The absence of regulations regarding facial recognition technology and AI in the DPDP Bill has raised concerns about the lack of clarity and ambiguity surrounding these rapidly evolving technologies. Mishi Choudhary, founder of the Software Freedom Law Centre, expressed disappointment that the law fails to address current and emerging issues created by generative AI. Similarly, the General Data Protection Regulation (GDPR), although designed to provide transparency and explainability, is also struggling to keep up with the challenges posed by AI, leading the EU to work on a separate regulatory framework.
With elections on the horizon, experts emphasize the urgency of mandating clear labeling for AI-generated content to prevent its potentially misleading influence on voters. Jaspreet Bindra, Founder and MD of Tech Whisperer, contends that the government should include this clause in the Digital Personal Data Protection Bill. Another concern is the ease with which objectionable content can be distributed through generative AI by smaller, harder-to-track developers compared to larger intermediaries and platforms.
India’s AI market is projected to grow significantly, with estimates suggesting it could reach $7.8 billion from $3.1 billion between 2020 and 2025. The number of AI startups in India has also multiplied in recent years.
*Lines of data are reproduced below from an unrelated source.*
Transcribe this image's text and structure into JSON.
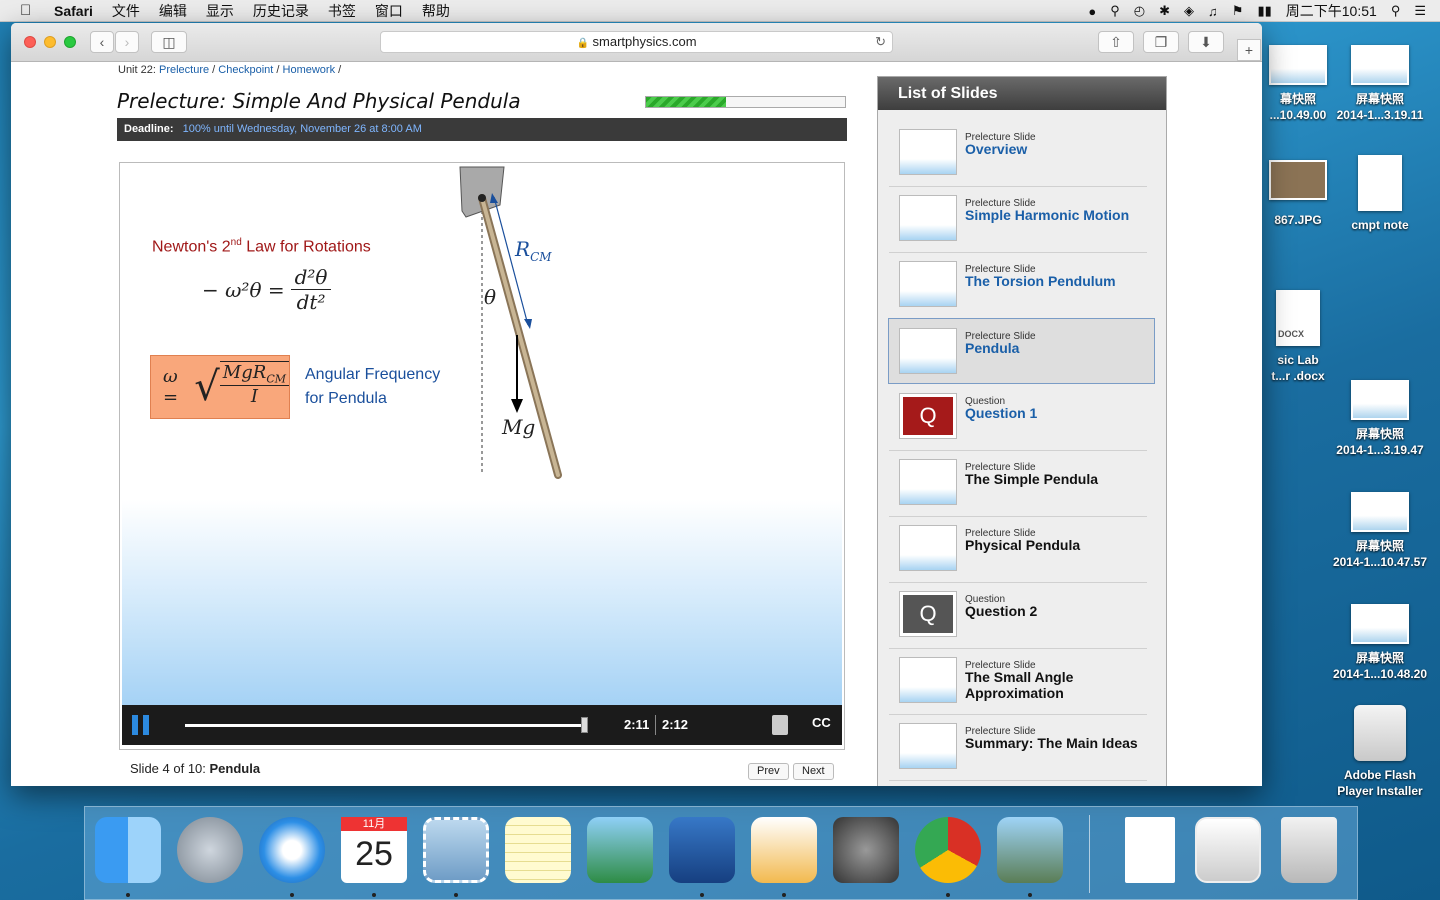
{
  "menubar": {
    "app": "Safari",
    "items": [
      "文件",
      "编辑",
      "显示",
      "历史记录",
      "书签",
      "窗口",
      "帮助"
    ],
    "clock": "周二下午10:51"
  },
  "desktop": {
    "icons": [
      {
        "line1": "幕快照",
        "line2": "...10.49.00"
      },
      {
        "line1": "屏幕快照",
        "line2": "2014-1...3.19.11"
      },
      {
        "line1": "867.JPG",
        "line2": ""
      },
      {
        "line1": "cmpt note",
        "line2": ""
      },
      {
        "line1": "sic Lab",
        "line2": "t...r .docx"
      },
      {
        "line1": "屏幕快照",
        "line2": "2014-1...3.19.47"
      },
      {
        "line1": "屏幕快照",
        "line2": "2014-1...10.47.57"
      },
      {
        "line1": "屏幕快照",
        "line2": "2014-1...10.48.20"
      },
      {
        "line1": "Adobe Flash",
        "line2": "Player Installer"
      }
    ],
    "docx_badge": "DOCX"
  },
  "browser": {
    "url": "smartphysics.com"
  },
  "page": {
    "unit_prefix": "Unit 22:",
    "breadcrumbs": [
      "Prelecture",
      "Checkpoint",
      "Homework"
    ],
    "title": "Prelecture: Simple And Physical Pendula",
    "progress_fraction": 0.4,
    "deadline_label": "Deadline:",
    "deadline_value": "100% until Wednesday, November 26 at 8:00 AM"
  },
  "slide": {
    "law_title_pre": "Newton's 2",
    "law_title_sup": "nd",
    "law_title_post": " Law for Rotations",
    "eq_lhs": "− ω²θ =",
    "eq_num": "d²θ",
    "eq_den": "dt²",
    "omega_lhs": "ω =",
    "omega_num": "MgR",
    "omega_num_sub": "CM",
    "omega_den": "I",
    "angfreq_line1": "Angular Frequency",
    "angfreq_line2": "for Pendula",
    "rcm_main": "R",
    "rcm_sub": "CM",
    "theta": "θ",
    "mg": "Mg"
  },
  "player": {
    "current_time": "2:11",
    "total_time": "2:12",
    "played_fraction": 0.99,
    "cc_label": "CC"
  },
  "slide_footer": {
    "counter": "Slide 4 of 10:",
    "name": "Pendula",
    "prev": "Prev",
    "next": "Next"
  },
  "sidebar": {
    "header": "List of Slides",
    "items": [
      {
        "kind": "Prelecture Slide",
        "title": "Overview",
        "thumb": "slide",
        "active": false,
        "blue": true
      },
      {
        "kind": "Prelecture Slide",
        "title": "Simple Harmonic Motion",
        "thumb": "slide",
        "active": false,
        "blue": true
      },
      {
        "kind": "Prelecture Slide",
        "title": "The Torsion Pendulum",
        "thumb": "slide",
        "active": false,
        "blue": true
      },
      {
        "kind": "Prelecture Slide",
        "title": "Pendula",
        "thumb": "slide",
        "active": true,
        "blue": true
      },
      {
        "kind": "Question",
        "title": "Question 1",
        "thumb": "q-red",
        "active": false,
        "blue": true
      },
      {
        "kind": "Prelecture Slide",
        "title": "The Simple Pendula",
        "thumb": "slide",
        "active": false,
        "blue": false
      },
      {
        "kind": "Prelecture Slide",
        "title": "Physical Pendula",
        "thumb": "slide",
        "active": false,
        "blue": false
      },
      {
        "kind": "Question",
        "title": "Question 2",
        "thumb": "q-grey",
        "active": false,
        "blue": false
      },
      {
        "kind": "Prelecture Slide",
        "title": "The Small Angle Approximation",
        "thumb": "slide",
        "active": false,
        "blue": false
      },
      {
        "kind": "Prelecture Slide",
        "title": "Summary: The Main Ideas",
        "thumb": "slide",
        "active": false,
        "blue": false
      }
    ]
  },
  "dock": {
    "apps": [
      "finder-icon",
      "launchpad-icon",
      "safari-icon",
      "calendar-icon",
      "mail-icon",
      "notes-icon",
      "iphoto-icon",
      "dictionary-icon",
      "pages-icon",
      "system-preferences-icon",
      "chrome-icon",
      "preview-icon",
      "document-icon",
      "screenshot-chrome-icon",
      "trash-icon"
    ],
    "calendar_month": "11月",
    "calendar_day": "25"
  },
  "colors": {
    "accent_blue": "#1a5fa8",
    "law_red": "#a01818",
    "omega_box": "#f9a77b",
    "active_border": "#7a9cc6"
  }
}
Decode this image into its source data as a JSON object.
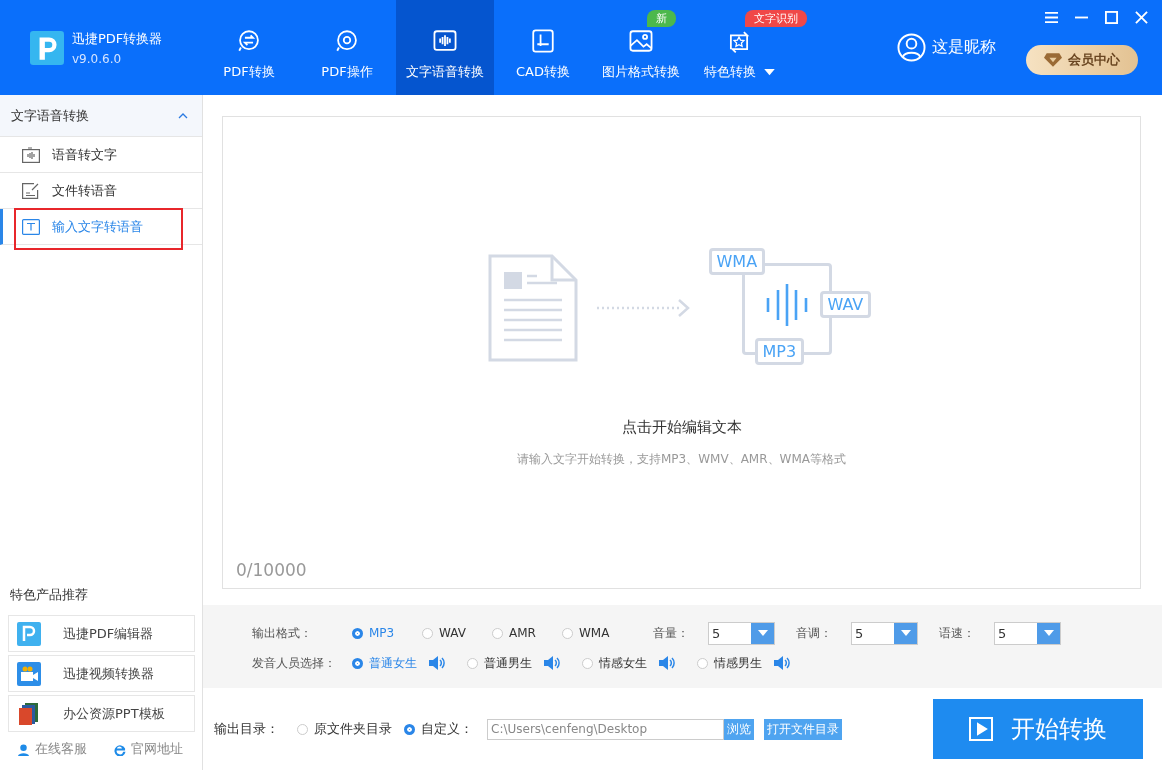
{
  "app": {
    "name": "迅捷PDF转换器",
    "version": "v9.0.6.0"
  },
  "nav_tabs": [
    {
      "label": "PDF转换",
      "selected": false,
      "kind": "swap"
    },
    {
      "label": "PDF操作",
      "selected": false,
      "kind": "gear"
    },
    {
      "label": "文字语音转换",
      "selected": true,
      "kind": "wave"
    },
    {
      "label": "CAD转换",
      "selected": false,
      "kind": "cad"
    },
    {
      "label": "图片格式转换",
      "selected": false,
      "kind": "image",
      "badge": "新",
      "color": "#4cb84c"
    },
    {
      "label": "特色转换",
      "selected": false,
      "kind": "star",
      "badge": "文字识别",
      "color": "#f04848",
      "dropdown": true
    }
  ],
  "user": {
    "nickname": "这是昵称"
  },
  "vip_button": "会员中心",
  "sidebar": {
    "section_title": "文字语音转换",
    "expanded": true,
    "items": [
      {
        "label": "语音转文字",
        "selected": false,
        "kind": "audio",
        "highlighted": false
      },
      {
        "label": "文件转语音",
        "selected": false,
        "kind": "file",
        "highlighted": false
      },
      {
        "label": "输入文字转语音",
        "selected": true,
        "kind": "text",
        "highlighted": true
      }
    ],
    "recommend_title": "特色产品推荐",
    "products": [
      {
        "name": "迅捷PDF编辑器",
        "kind": "pdf"
      },
      {
        "name": "迅捷视频转换器",
        "kind": "video"
      },
      {
        "name": "办公资源PPT模板",
        "kind": "ppt"
      }
    ],
    "footer_links": [
      {
        "label": "在线客服",
        "kind": "support"
      },
      {
        "label": "官网地址",
        "kind": "web"
      }
    ]
  },
  "editor": {
    "illustration_labels": [
      "WMA",
      "WAV",
      "MP3"
    ],
    "title": "点击开始编辑文本",
    "hint": "请输入文字开始转换，支持MP3、WMV、AMR、WMA等格式",
    "counter": "0/10000"
  },
  "settings": {
    "format": {
      "label": "输出格式：",
      "options": [
        {
          "label": "MP3",
          "selected": true
        },
        {
          "label": "WAV",
          "selected": false
        },
        {
          "label": "AMR",
          "selected": false
        },
        {
          "label": "WMA",
          "selected": false
        }
      ]
    },
    "selects": [
      {
        "label": "音量：",
        "value": "5"
      },
      {
        "label": "音调：",
        "value": "5"
      },
      {
        "label": "语速：",
        "value": "5"
      }
    ],
    "voice": {
      "label": "发音人员选择：",
      "options": [
        {
          "label": "普通女生",
          "selected": true
        },
        {
          "label": "普通男生",
          "selected": false
        },
        {
          "label": "情感女生",
          "selected": false
        },
        {
          "label": "情感男生",
          "selected": false
        }
      ]
    }
  },
  "output": {
    "label": "输出目录：",
    "options": [
      {
        "label": "原文件夹目录",
        "selected": false
      },
      {
        "label": "自定义：",
        "selected": true
      }
    ],
    "path": "C:\\Users\\cenfeng\\Desktop",
    "browse": "浏览",
    "open_folder": "打开文件目录"
  },
  "start_button": "开始转换"
}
Earlier this year, reports indicated that generative AI platforms such as ChatGPT and Google’s Bard might be prohibited from processing Indian citizens’ personal data available in the public domain, as the DPDP Bill restricts search engine companies and developers from scraping large amounts of publicly available internet data.
In response to the concerns surrounding AI regulation, the government intends to introduce provisions governing AI in the forthcoming Digital India (DI) Bill, which aims to modernize the 23-year-old IT Act of 2000. However, some experts warn that the DI Bill may take several years to become legislation, while others argue that including these provisions in the DPDP Bill would be more prudent.
While some experts believe that the DPDP Bill adequately covers AI and emerging technologies, others argue that the Digital India Act should encompass all emerging technologies since it seeks to replace the previous IT Act. As the IT landscape enters the Web 3.0 era, an overhaul of the IT Act is necessary, and the DPDP, focused on personal data protection, should be broad enough to encompass all technologies.
In conclusion, the absence of AI regulation in the DPDP Bill has raised concerns among experts, particularly regarding the proliferation of deep fakes created by generative AI tools. The need to address this issue becomes even more urgent with upcoming elections in India and the US. Experts emphasize the importance of clear labeling for AI-generated content and the challenges posed by the open source nature of generative AI. While the government plans to address AI regulation in the Digital India Bill, concerns remain about the time it may take for it to become legislation. As the AI market continues to grow in India, the inclusion of AI provisions becomes crucial for protecting privacy and addressing the evolving landscape of AI technology.